ACTIVITY
For the data below, report only the number of lines containing the string "left".

RECORDED INFORMATION
__________________________________________________

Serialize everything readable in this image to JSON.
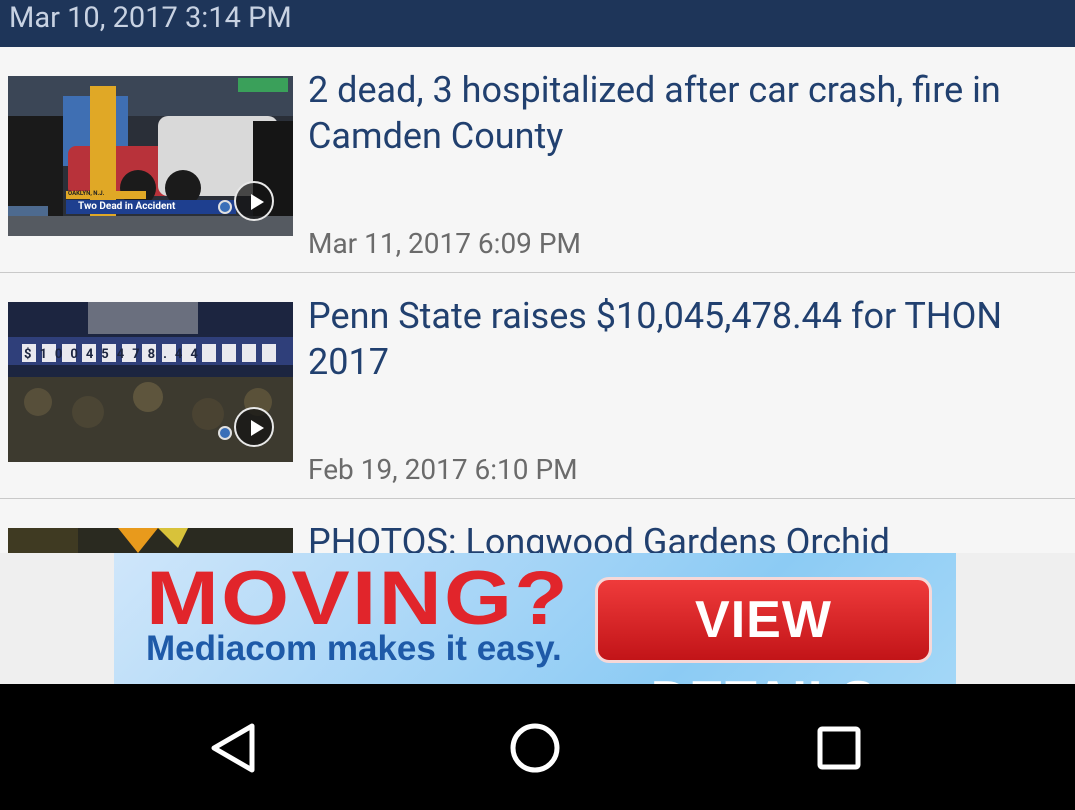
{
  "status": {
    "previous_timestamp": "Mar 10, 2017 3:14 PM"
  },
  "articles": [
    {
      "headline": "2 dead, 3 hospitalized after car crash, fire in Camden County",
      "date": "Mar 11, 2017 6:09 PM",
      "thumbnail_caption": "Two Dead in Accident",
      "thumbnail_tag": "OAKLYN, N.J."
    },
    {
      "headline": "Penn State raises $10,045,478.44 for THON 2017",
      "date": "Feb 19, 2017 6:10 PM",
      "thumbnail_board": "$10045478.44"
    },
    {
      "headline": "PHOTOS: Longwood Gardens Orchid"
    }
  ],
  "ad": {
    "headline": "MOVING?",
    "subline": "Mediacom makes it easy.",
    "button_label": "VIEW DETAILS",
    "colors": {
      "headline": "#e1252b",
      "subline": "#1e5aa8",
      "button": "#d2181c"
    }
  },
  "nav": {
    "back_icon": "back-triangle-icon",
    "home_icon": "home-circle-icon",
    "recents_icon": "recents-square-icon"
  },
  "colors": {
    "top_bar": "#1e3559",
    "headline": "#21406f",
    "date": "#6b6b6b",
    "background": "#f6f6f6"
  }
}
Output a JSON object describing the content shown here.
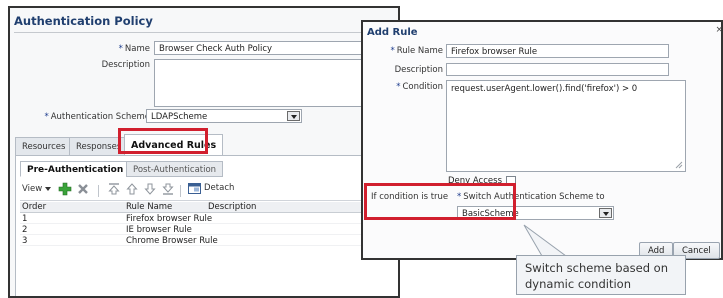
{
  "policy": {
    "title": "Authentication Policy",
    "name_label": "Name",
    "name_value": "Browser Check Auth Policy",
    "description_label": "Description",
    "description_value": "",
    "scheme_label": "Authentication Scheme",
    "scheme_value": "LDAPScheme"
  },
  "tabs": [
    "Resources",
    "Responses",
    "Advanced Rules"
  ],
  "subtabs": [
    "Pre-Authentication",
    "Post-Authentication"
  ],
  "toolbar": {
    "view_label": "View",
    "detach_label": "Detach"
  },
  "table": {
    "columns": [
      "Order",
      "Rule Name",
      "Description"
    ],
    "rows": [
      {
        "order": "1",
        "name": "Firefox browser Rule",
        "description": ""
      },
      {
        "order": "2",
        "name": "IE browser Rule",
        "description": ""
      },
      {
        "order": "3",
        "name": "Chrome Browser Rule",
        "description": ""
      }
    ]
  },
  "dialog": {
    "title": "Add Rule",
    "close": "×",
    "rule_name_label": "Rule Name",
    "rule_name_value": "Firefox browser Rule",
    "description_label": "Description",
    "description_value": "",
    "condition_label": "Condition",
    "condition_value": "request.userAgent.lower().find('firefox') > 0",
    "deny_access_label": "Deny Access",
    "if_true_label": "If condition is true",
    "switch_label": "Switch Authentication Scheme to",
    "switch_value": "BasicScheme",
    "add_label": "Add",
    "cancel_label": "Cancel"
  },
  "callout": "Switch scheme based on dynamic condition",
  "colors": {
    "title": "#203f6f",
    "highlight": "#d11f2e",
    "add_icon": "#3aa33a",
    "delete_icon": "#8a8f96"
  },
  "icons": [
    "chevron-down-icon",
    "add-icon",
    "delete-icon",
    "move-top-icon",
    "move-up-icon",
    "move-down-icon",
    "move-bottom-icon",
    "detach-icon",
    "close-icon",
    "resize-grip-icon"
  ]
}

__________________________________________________

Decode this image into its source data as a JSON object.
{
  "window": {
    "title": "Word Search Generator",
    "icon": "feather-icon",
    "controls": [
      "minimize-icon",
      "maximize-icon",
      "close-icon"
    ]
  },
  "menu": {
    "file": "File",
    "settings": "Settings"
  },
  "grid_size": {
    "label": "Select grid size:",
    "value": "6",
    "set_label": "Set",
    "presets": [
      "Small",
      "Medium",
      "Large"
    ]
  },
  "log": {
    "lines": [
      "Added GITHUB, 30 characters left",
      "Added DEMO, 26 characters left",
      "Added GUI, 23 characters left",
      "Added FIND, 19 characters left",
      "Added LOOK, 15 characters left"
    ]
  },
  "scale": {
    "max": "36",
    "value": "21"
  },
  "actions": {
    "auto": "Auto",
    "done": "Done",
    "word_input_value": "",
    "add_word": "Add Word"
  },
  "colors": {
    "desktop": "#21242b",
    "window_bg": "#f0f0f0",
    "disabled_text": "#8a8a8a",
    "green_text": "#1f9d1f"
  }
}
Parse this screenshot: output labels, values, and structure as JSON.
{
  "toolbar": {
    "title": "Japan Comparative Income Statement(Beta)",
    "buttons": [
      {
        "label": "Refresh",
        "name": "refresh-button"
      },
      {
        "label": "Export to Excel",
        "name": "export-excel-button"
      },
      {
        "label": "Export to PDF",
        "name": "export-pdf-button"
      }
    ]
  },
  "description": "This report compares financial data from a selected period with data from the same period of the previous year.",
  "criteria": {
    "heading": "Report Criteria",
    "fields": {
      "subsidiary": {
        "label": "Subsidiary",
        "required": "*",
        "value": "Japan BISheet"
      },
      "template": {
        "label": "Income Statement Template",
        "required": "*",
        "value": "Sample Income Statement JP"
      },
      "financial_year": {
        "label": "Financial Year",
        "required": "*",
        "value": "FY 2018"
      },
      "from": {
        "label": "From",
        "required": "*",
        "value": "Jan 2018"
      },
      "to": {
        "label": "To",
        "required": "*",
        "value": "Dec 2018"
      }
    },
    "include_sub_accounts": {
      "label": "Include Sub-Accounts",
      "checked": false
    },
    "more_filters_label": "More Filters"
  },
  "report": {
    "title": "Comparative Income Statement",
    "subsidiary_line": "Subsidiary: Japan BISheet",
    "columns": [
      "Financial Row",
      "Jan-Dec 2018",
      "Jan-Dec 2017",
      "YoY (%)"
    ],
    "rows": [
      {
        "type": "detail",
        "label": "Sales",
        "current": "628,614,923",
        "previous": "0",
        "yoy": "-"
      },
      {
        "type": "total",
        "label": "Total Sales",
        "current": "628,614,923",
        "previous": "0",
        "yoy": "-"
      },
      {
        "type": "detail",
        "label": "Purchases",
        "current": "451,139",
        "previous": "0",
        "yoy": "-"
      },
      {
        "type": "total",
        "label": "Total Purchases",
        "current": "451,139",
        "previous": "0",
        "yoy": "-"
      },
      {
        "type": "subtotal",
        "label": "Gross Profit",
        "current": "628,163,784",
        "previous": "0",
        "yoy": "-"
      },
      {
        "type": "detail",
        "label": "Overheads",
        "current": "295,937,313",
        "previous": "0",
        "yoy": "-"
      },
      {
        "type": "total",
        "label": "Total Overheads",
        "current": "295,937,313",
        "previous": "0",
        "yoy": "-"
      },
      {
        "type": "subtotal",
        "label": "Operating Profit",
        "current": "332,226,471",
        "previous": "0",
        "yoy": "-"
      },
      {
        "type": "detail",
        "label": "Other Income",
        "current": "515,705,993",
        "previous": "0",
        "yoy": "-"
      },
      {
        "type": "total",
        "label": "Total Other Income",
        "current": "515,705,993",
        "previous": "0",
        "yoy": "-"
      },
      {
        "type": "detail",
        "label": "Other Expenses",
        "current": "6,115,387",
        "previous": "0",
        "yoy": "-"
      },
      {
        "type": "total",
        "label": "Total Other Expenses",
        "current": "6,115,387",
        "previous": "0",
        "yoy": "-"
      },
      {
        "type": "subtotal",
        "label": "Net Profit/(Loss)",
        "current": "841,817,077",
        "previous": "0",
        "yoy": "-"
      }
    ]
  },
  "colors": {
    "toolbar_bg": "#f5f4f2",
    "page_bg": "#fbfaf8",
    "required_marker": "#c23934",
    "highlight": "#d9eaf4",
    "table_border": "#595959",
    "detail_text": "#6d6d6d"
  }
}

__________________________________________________

SOLUTION TO THIS TASK
5